Using the records below, filter for lines that contain the string "JSON" and copy them out.

————————

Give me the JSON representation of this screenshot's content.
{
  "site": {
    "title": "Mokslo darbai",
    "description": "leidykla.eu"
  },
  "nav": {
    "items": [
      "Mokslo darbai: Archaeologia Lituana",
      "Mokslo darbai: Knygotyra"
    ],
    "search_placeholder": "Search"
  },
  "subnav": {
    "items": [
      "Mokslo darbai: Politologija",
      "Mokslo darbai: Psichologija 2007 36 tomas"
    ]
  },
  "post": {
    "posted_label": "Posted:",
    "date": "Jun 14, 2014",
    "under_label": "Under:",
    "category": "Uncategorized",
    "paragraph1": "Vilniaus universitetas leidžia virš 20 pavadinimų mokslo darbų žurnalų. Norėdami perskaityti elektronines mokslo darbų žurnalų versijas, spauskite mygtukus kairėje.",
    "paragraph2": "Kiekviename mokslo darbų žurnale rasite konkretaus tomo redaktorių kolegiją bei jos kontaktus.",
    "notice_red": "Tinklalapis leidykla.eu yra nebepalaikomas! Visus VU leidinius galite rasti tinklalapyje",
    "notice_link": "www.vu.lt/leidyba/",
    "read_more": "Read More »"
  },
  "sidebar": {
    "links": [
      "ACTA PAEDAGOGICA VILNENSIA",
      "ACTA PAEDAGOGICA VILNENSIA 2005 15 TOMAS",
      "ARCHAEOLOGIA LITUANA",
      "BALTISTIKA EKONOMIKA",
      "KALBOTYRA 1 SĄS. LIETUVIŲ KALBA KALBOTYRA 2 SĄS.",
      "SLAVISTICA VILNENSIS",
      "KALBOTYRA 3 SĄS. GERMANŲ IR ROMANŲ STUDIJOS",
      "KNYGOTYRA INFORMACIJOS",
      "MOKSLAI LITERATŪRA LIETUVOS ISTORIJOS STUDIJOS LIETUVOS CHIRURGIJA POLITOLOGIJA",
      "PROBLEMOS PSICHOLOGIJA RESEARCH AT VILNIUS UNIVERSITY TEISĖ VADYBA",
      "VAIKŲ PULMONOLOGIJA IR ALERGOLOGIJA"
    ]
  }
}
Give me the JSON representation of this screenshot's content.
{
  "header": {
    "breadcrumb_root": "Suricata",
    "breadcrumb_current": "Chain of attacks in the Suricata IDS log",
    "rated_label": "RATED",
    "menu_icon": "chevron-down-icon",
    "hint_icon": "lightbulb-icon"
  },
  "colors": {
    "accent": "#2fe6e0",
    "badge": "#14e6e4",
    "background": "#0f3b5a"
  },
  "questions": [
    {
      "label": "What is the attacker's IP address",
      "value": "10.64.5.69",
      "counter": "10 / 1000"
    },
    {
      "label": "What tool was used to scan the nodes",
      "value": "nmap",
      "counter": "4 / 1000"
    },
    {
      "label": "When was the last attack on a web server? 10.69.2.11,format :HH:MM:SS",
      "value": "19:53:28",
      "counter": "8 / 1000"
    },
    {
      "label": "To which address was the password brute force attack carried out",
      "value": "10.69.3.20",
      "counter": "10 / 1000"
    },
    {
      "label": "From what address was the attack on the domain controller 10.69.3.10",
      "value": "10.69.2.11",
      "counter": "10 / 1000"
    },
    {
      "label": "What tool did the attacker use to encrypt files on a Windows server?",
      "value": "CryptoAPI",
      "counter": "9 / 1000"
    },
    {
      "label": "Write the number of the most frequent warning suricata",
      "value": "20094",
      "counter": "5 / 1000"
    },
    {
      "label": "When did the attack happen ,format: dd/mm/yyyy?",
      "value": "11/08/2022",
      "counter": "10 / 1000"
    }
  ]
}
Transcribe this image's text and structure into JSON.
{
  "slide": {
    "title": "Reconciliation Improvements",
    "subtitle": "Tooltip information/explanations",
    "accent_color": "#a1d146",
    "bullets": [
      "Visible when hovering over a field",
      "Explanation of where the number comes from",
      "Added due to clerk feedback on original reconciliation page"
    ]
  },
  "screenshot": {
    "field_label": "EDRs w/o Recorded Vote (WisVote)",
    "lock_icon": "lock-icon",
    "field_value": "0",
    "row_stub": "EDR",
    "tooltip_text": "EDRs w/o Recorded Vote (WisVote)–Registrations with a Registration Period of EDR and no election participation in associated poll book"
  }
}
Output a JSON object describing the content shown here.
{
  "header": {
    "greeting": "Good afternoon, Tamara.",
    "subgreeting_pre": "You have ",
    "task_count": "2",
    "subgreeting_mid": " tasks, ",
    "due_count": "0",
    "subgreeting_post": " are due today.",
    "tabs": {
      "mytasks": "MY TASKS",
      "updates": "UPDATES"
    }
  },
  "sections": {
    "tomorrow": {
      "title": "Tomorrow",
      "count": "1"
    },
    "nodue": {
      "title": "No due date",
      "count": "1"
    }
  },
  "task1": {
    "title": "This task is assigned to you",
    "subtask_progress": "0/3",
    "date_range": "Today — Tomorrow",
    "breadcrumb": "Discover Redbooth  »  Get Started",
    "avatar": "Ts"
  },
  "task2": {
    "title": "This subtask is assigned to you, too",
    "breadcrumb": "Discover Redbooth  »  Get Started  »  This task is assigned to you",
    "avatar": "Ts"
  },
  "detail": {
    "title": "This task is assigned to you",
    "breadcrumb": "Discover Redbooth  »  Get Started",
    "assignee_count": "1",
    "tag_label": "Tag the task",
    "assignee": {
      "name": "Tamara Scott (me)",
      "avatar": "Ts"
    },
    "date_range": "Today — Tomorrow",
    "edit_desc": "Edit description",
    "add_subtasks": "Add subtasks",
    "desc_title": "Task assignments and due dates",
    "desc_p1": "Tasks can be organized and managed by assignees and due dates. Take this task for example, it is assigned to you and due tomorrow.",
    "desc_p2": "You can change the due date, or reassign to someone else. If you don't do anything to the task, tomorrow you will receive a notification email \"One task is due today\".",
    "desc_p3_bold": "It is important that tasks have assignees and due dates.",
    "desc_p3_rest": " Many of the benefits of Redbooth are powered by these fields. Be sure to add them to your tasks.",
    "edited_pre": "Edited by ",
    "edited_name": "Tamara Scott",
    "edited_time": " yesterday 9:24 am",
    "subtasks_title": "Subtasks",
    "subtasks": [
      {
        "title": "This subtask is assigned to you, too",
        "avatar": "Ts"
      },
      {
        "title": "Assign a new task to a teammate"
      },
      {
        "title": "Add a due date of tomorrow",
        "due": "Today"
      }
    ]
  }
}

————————

**Result of this task**:
Give me the JSON representation of this screenshot's content.
Give me the JSON representation of this screenshot's content.
Transcribe this image's text and structure into JSON.
Output a JSON object describing the content shown here.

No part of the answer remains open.